Document Type

Report

Publication Date

6-2013

Publisher

Brookings Mountain West

First page number:

1

Last page number:

21

Abstract

Over the course of the past decade, Nevada’s Latino population has grown appreciably. Immigrants from Mexico and other parts of Latin America accounted for most of the growth in the state’s Latino population during this period. Nevertheless, the number of U.S.‐born and naturalized Latinos residing in Nevada has also increased, and this growth has altered the political landscape of the state. Indeed, the density of Latinos in the Nevada’s electorate expanded steadily between 2000 and 2010 (see Figure 3). Although recent studies have pointed to the potential significance of Nevada’s growing Latino electorate, the influences on Latino political participation in the state remain poorly understood.
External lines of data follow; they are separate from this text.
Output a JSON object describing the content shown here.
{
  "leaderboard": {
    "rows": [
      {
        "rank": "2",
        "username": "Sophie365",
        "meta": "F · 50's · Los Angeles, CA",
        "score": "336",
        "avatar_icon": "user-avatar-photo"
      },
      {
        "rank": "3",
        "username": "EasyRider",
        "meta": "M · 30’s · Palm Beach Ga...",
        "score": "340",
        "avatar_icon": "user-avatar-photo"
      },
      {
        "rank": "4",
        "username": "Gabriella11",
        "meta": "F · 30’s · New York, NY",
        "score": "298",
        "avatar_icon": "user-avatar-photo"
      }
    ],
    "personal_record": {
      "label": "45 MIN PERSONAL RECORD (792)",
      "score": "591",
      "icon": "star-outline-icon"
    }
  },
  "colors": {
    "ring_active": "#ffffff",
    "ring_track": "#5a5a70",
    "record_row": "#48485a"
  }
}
In this paper, we attempt to fill this gap by developing a political profile of Nevada’s Latino community. We begin by examining how two important electoral institutions – redistricting and term limits – affected Latino representation between 2000 and 2013. Next, we present aggregate data detailing turnout patterns among Latino voters in the 2000–2012 elections in Nevada. The third part of our analysis offers an individual level examination of Latino participation in the 2012 election, including analysis of presidential vote preferences by gender, age, education, and income, as well as an assessment of the geography of the Latino electorate in Clark County. We conclude by examining how increased participation and mobilization of Nevada’s Latino community has reshaped Nevada’s political landscape. The Appendix provides an overview of the data sources used here including discussions of the methodological issues that the use of these data raises.

Keywords

Hispanic Americans – Political activity; Identity politics; Nevada; Political participation; Politics, Practical

Disciplines

American Politics | Demography, Population, and Ecology | Models and Methods | Political Science | Politics and Social Change | Quantitative, Qualitative, Comparative, and Historical Methodologies

Language

English